_Task item_
Write out the line that has "Read all visible content and emit it as JSON." in it, along with each line that comes after it until the listing ends, and add nothing.

_Task material_
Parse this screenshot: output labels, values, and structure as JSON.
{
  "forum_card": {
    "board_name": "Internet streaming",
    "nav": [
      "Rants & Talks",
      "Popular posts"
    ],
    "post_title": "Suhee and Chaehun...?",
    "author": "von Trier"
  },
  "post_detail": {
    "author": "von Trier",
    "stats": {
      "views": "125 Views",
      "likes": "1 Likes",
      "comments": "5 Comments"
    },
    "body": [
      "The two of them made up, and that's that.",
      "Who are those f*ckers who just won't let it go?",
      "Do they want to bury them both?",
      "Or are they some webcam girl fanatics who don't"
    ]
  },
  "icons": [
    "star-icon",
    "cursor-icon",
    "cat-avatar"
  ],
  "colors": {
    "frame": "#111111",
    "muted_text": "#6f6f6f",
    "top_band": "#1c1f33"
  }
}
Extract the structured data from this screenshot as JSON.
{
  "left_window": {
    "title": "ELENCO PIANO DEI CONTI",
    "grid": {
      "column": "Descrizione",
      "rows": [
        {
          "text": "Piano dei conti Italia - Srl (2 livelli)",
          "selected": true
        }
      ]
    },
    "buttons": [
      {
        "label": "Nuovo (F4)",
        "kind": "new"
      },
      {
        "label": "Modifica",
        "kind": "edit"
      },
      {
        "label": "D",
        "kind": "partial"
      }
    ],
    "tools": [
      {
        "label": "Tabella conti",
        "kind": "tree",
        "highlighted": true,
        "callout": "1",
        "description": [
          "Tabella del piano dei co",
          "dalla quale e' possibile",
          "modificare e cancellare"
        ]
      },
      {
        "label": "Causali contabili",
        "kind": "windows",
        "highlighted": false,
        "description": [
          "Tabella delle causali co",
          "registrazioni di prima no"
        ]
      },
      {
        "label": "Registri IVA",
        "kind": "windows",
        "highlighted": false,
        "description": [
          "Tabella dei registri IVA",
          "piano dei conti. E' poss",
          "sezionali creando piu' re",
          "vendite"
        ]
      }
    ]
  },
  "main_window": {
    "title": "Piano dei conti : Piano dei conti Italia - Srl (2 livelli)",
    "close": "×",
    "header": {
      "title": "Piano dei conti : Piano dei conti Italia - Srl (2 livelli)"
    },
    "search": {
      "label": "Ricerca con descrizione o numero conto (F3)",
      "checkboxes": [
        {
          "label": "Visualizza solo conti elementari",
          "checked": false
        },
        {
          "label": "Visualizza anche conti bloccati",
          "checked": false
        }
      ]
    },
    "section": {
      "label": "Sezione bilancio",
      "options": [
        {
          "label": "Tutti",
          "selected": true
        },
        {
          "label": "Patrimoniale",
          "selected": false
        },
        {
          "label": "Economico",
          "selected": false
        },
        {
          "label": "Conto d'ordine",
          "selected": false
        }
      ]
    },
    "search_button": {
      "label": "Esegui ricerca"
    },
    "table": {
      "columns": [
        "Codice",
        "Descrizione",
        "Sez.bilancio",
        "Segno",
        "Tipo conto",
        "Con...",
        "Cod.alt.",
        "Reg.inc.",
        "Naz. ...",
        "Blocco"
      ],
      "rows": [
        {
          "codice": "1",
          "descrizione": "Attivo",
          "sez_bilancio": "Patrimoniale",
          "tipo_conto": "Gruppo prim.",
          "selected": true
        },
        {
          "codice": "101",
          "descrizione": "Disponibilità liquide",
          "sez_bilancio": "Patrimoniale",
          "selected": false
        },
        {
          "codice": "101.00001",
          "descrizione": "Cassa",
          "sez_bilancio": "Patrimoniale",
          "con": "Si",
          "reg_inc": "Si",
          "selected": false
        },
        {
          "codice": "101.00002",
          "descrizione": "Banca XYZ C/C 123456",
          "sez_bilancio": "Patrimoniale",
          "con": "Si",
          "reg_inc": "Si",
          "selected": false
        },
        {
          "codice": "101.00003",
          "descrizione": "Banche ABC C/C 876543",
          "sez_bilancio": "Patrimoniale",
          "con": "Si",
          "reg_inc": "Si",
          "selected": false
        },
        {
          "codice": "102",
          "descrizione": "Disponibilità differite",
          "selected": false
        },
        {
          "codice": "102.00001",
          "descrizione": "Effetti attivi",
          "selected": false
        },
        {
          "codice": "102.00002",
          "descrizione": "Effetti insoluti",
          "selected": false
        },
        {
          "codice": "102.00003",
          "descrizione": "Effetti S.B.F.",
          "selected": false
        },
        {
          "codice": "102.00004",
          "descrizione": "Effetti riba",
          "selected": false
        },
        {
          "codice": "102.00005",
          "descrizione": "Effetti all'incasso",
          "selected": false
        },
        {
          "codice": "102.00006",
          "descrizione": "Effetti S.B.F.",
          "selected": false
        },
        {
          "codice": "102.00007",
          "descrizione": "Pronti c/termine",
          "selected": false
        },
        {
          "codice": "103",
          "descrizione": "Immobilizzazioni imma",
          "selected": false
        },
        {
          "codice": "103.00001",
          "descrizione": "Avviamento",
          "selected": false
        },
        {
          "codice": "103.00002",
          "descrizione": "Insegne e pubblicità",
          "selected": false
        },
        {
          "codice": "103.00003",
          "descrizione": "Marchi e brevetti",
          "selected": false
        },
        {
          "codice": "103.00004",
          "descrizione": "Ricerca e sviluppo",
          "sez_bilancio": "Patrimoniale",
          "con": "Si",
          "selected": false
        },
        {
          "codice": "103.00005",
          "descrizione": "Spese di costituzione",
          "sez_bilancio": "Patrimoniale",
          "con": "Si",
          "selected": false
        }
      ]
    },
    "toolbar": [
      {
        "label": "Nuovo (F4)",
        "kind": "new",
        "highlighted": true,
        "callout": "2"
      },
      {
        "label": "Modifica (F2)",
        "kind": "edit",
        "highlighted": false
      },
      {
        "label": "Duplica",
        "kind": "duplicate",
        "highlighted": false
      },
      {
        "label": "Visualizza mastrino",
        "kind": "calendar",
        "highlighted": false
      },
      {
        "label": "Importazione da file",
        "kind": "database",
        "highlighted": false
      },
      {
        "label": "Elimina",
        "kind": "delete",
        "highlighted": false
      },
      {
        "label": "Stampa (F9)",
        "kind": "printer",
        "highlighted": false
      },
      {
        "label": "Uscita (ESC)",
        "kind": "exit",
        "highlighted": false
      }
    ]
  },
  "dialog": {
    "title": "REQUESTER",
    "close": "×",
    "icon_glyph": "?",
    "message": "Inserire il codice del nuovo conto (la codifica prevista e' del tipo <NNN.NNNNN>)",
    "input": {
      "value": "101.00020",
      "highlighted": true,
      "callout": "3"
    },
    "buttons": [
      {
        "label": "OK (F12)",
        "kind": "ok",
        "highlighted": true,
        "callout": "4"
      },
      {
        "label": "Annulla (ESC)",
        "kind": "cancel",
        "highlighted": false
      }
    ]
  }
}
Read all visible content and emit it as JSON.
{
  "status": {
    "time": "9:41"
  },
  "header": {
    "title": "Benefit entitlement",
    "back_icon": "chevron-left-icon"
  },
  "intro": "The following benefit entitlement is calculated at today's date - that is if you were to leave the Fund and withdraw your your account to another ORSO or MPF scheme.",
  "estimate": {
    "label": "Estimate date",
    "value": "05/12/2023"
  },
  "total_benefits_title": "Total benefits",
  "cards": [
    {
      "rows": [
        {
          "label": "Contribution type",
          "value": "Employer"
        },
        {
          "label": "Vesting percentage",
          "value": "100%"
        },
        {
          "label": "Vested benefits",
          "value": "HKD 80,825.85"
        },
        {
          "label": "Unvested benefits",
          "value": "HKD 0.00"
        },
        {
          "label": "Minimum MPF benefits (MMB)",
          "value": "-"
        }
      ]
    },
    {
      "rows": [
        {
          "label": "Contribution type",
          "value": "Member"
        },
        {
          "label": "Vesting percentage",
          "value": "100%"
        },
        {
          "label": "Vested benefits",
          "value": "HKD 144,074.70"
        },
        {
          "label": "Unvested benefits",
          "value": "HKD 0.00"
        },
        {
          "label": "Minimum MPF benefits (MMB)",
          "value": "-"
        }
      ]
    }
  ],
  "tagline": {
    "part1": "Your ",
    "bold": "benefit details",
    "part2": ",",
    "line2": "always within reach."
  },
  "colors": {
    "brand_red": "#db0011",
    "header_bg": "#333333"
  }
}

_Response_
Read all visible content and emit it as JSON.
{
  "status": {
    "time": "9:41"
  },
  "header": {
    "title": "Benefit entitlement",
    "back_icon": "chevron-left-icon"
  },
  "intro": "The following benefit entitlement is calculated at today's date - that is if you were to leave the Fund and withdraw your your account to another ORSO or MPF scheme.",
  "estimate": {
    "label": "Estimate date",
    "value": "05/12/2023"
  },
  "total_benefits_title": "Total benefits",
  "cards": [
    {
      "rows": [
        {
          "label": "Contribution type",
          "value": "Employer"
        },
        {
          "label": "Vesting percentage",
          "value": "100%"
        },
        {
          "label": "Vested benefits",
          "value": "HKD 80,825.85"
        },
        {
          "label": "Unvested benefits",
          "value": "HKD 0.00"
        },
        {
          "label": "Minimum MPF benefits (MMB)",
          "value": "-"
        }
      ]
    },
    {
      "rows": [
        {
          "label": "Contribution type",
          "value": "Member"
        },
        {
          "label": "Vesting percentage",
          "value": "100%"
        },
        {
          "label": "Vested benefits",
          "value": "HKD 144,074.70"
        },
        {
          "label": "Unvested benefits",
          "value": "HKD 0.00"
        },
        {
          "label": "Minimum MPF benefits (MMB)",
          "value": "-"
        }
      ]
    }
  ],
  "tagline": {
    "part1": "Your ",
    "bold": "benefit details",
    "part2": ",",
    "line2": "always within reach."
  },
  "colors": {
    "brand_red": "#db0011",
    "header_bg": "#333333"
  }
}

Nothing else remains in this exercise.